CBD has been touted for a wide variety of health issues, but the strongest scientific evidence is for its effectiveness in treating some of the cruelest childhood epilepsy syndromes, such as Dravet syndrome and Lennox-Gastaut syndrome (LGS), which typically don’t respond to antiseizure medications. In numerous studies, CBD was able to reduce the number of seizures, and in some cases it was able to stop them altogether. Videos of the effects of CBD on these children and their seizures are readily available on the Internet for viewing, and they are quite striking. Recently the FDA approved the first ever cannabis-derived medicine for these conditions, Epidiolex, which contains CBD.

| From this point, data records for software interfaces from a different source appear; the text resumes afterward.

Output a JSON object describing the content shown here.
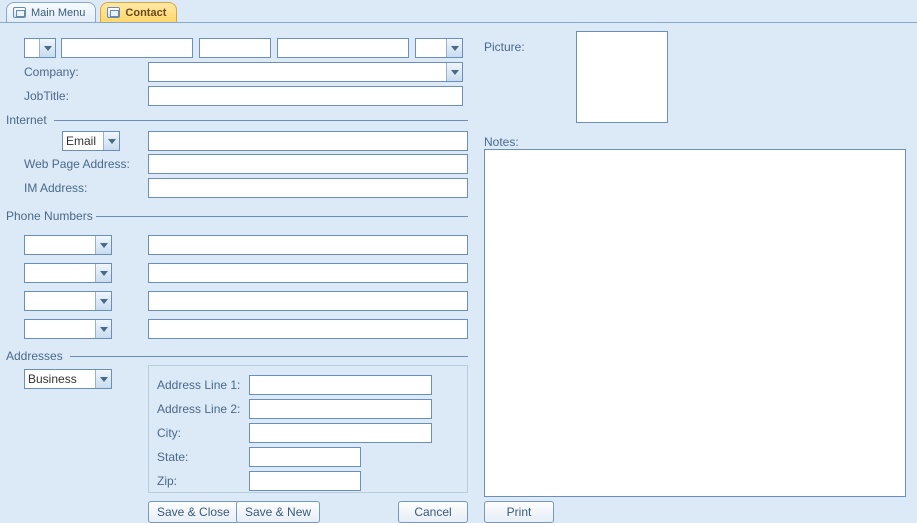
{
  "tabs": {
    "main_menu": "Main Menu",
    "contact": "Contact"
  },
  "top": {
    "company_label": "Company:",
    "jobtitle_label": "JobTitle:",
    "picture_label": "Picture:"
  },
  "internet": {
    "section": "Internet",
    "email_selected": "Email",
    "web_label": "Web Page Address:",
    "im_label": "IM Address:"
  },
  "phone": {
    "section": "Phone Numbers"
  },
  "addresses": {
    "section": "Addresses",
    "type_selected": "Business",
    "line1": "Address Line 1:",
    "line2": "Address Line 2:",
    "city": "City:",
    "state": "State:",
    "zip": "Zip:"
  },
  "notes": {
    "label": "Notes:"
  },
  "buttons": {
    "save_close": "Save & Close",
    "save_new": "Save & New",
    "cancel": "Cancel",
    "print": "Print"
  }
}
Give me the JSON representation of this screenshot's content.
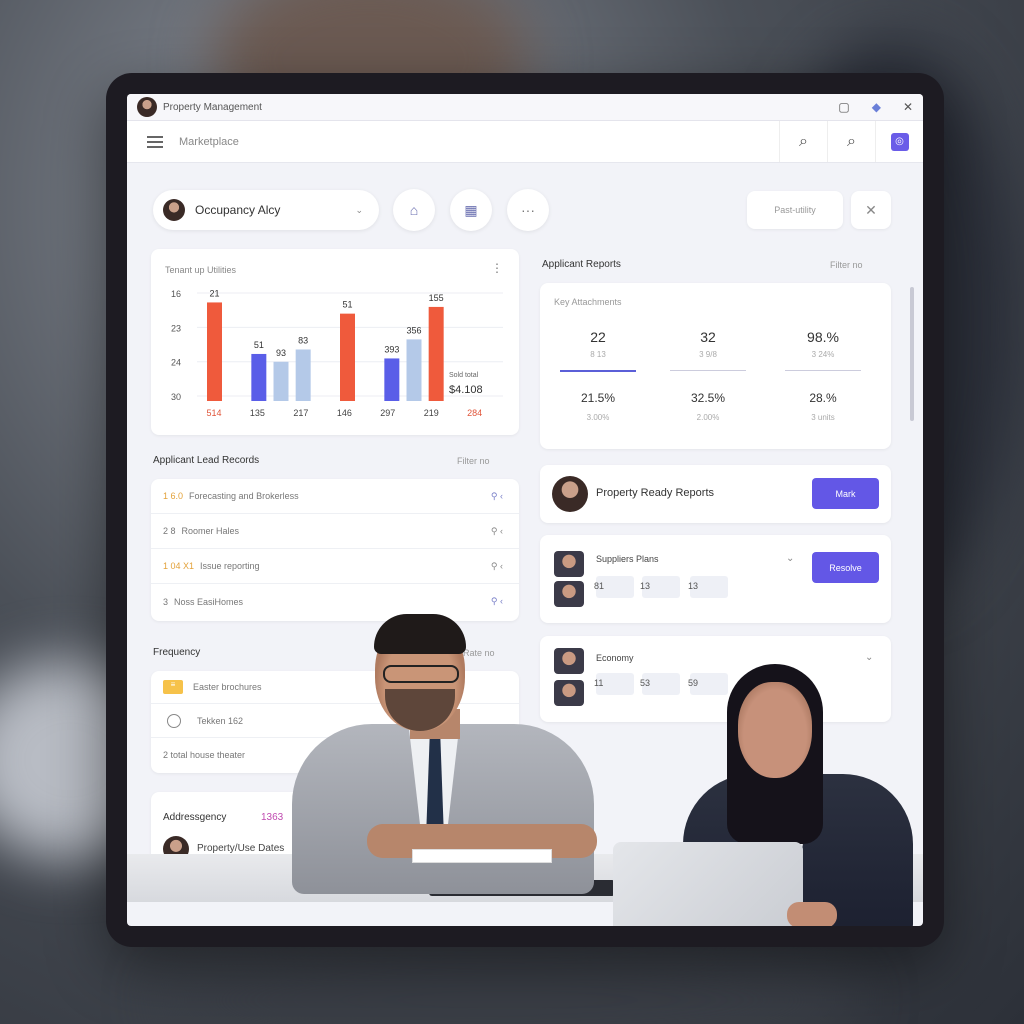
{
  "window": {
    "title": "Property Management",
    "app_label": "Marketplace"
  },
  "profile": {
    "name": "Occupancy Alcy"
  },
  "header_actions": {
    "filter_label": "Past-utility"
  },
  "chart_card": {
    "title": "Tenant up Utilities",
    "chart_data": {
      "type": "bar",
      "categories": [
        "514",
        "135",
        "217",
        "146",
        "297",
        "219",
        "284"
      ],
      "y_ticks": [
        "16",
        "23",
        "24",
        "30"
      ],
      "value_labels": [
        "21",
        "51",
        "93",
        "83",
        "51",
        "393",
        "356",
        "155"
      ],
      "annotation": [
        "Sold total",
        "$4.108"
      ],
      "series_colors": [
        "#ef5a3c",
        "#5a5ee8",
        "#b4c9e8"
      ],
      "bars": [
        {
          "x": 0,
          "value": 88,
          "color": "#ef5a3c",
          "label": "21"
        },
        {
          "x": 1,
          "value": 42,
          "color": "#5a5ee8",
          "label": "51"
        },
        {
          "x": 1.5,
          "value": 35,
          "color": "#b4c9e8",
          "label": "93"
        },
        {
          "x": 2,
          "value": 46,
          "color": "#b4c9e8",
          "label": "83"
        },
        {
          "x": 3,
          "value": 78,
          "color": "#ef5a3c",
          "label": "51"
        },
        {
          "x": 4,
          "value": 38,
          "color": "#5a5ee8",
          "label": "393"
        },
        {
          "x": 4.5,
          "value": 55,
          "color": "#b4c9e8",
          "label": "356"
        },
        {
          "x": 5,
          "value": 84,
          "color": "#ef5a3c",
          "label": "155"
        }
      ],
      "ylim": [
        0,
        100
      ]
    }
  },
  "applicant_reports": {
    "title": "Applicant Reports",
    "filter": "Filter no",
    "subtitle": "Key Attachments",
    "stats_top": [
      {
        "value": "22",
        "sub": "8 13"
      },
      {
        "value": "32",
        "sub": "3 9/8"
      },
      {
        "value": "98.%",
        "sub": "3 24%"
      }
    ],
    "stats_bottom": [
      {
        "value": "21.5%",
        "sub": "3.00%"
      },
      {
        "value": "32.5%",
        "sub": "2.00%"
      },
      {
        "value": "28.%",
        "sub": "3 units"
      }
    ]
  },
  "list_card": {
    "title": "Applicant Lead Records",
    "filter": "Filter no",
    "rows": [
      {
        "num": "1 6.0",
        "text": "Forecasting and Brokerless"
      },
      {
        "num": "2 8",
        "text": "Roomer Hales"
      },
      {
        "num": "1 04 X1",
        "text": "Issue reporting"
      },
      {
        "num": "3",
        "text": "Noss EasiHomes"
      }
    ]
  },
  "property_report": {
    "title": "Property Ready Reports",
    "button": "Mark"
  },
  "suppliers": {
    "title": "Suppliers Plans",
    "button": "Resolve",
    "chips": [
      "81",
      "13",
      "13"
    ]
  },
  "economy": {
    "title": "Economy",
    "chips": [
      "11",
      "53",
      "59"
    ]
  },
  "frequency": {
    "title": "Frequency",
    "filter": "Rate no",
    "rows": [
      "Easter brochures",
      "Tekken 162",
      "2 total house theater"
    ]
  },
  "agreement": {
    "title": "Addressgency",
    "count": "1363",
    "row": "Property/Use Dates"
  }
}
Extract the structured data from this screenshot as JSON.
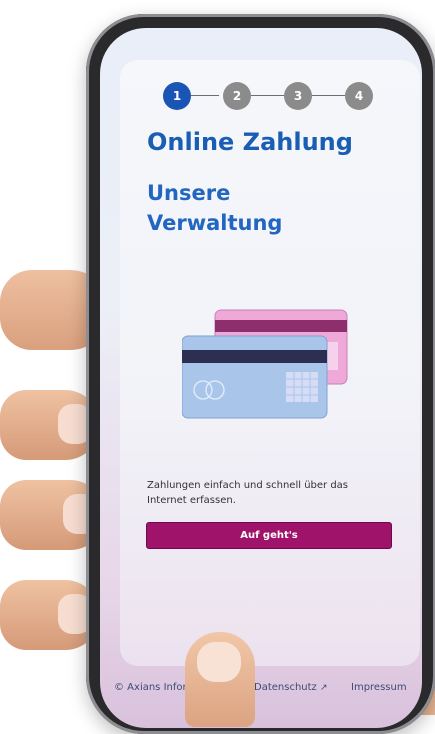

CBD is commonly used to address anxiety, and for patients who suffer through the misery of insomnia, studies suggest that CBD may help with both falling asleep and staying asleep.

CBD may offer an option for treating different types of chronic pain. A study from the European Journal of Pain showed, using an animal model, CBD applied on the skin could help lower pain and inflammation due to arthritis. Another study demonstrated the mechanism by which CBD inhibits inflammatory and neuropathic pain, two of the most difficult types of chronic pain to treat. More study in humans is needed in this area to substantiate the claims of CBD proponents about pain control.

Is cannabidiol safe?

Side effects of CBD include nausea, fatigue and irritability. CBD can increase the level in your blood of the blood thinner coumadin, and it can raise levels of certain other medications in your blood by the exact same mechanism that grapefruit juice does. A significant safety concern with CBD is that it is primarily marketed and sold as a supplement, not a medication. Currently, the FDA does not regulate the safety and purity of dietary supplements. So you cannot know for sure that the product you buy has active ingredients at the dose listed on the label. In addition, the product may contain other (unknown) elements. We also don’t know the most effective therapeutic dose of CBD for any particular medical condition.

The bottom line on cannabidiol

Some CBD manufacturers have come under government scrutiny for wild, indefensible claims, such that CBD is a cure-all for cancer, which it is not. We need more research but CBD may be prove to be an option for managing anxiety, insomnia, and chronic pain. Without sufficient high-quality evidence in human studies we can’t pinpoint effective doses, and because CBD is currently is mostly available as an unregulated supplement, it’s difficult to know exactly what you are getting. If you decide to try CBD, talk with your doctor — if for no other reason than to make sure it won’t affect other medications you are taking.